#### Assigned task:
Among the entries below, count each line holding the word "Alle". Write only the number.
[Exercise data Boundary: Start]
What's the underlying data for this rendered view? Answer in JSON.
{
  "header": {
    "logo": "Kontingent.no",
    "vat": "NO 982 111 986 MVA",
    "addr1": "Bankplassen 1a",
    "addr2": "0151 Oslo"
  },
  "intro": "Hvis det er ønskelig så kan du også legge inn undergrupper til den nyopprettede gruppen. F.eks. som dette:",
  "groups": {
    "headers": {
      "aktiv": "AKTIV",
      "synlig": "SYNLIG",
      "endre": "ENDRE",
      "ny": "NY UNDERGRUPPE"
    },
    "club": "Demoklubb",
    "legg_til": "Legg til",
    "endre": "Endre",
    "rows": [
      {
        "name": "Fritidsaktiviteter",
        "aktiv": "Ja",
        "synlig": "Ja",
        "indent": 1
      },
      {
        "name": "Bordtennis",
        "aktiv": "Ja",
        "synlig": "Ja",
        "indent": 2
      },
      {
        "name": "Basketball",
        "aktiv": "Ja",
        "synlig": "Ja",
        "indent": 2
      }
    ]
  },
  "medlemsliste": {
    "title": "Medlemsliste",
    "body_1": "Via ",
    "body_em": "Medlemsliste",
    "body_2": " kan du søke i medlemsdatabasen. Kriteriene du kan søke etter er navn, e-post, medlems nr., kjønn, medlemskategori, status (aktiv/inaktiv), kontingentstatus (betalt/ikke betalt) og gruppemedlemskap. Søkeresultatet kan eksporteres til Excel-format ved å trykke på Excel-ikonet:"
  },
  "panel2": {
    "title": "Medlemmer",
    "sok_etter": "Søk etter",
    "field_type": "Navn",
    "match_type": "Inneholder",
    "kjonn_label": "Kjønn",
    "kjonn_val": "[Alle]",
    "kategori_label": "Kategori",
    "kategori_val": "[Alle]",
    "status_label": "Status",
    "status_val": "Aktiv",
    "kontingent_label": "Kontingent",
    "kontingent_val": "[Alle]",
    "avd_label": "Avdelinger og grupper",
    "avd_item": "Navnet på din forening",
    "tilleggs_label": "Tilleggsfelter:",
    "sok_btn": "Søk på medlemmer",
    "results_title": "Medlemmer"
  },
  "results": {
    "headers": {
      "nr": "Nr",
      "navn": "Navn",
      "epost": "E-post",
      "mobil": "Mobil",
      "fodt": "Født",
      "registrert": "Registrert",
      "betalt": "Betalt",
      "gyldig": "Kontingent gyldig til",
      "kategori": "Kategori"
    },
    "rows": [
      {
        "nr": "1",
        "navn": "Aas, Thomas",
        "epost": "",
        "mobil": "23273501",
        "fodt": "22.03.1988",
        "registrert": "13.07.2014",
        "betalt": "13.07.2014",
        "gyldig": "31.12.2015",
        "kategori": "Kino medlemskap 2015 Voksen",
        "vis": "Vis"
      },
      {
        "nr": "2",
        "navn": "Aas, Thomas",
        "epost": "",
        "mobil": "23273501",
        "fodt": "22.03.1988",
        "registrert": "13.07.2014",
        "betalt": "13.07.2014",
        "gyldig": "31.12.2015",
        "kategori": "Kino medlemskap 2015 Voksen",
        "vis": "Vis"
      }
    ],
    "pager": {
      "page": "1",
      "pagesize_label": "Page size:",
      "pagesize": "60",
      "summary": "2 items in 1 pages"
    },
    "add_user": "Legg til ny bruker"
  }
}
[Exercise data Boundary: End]
#### Solved exercise:
3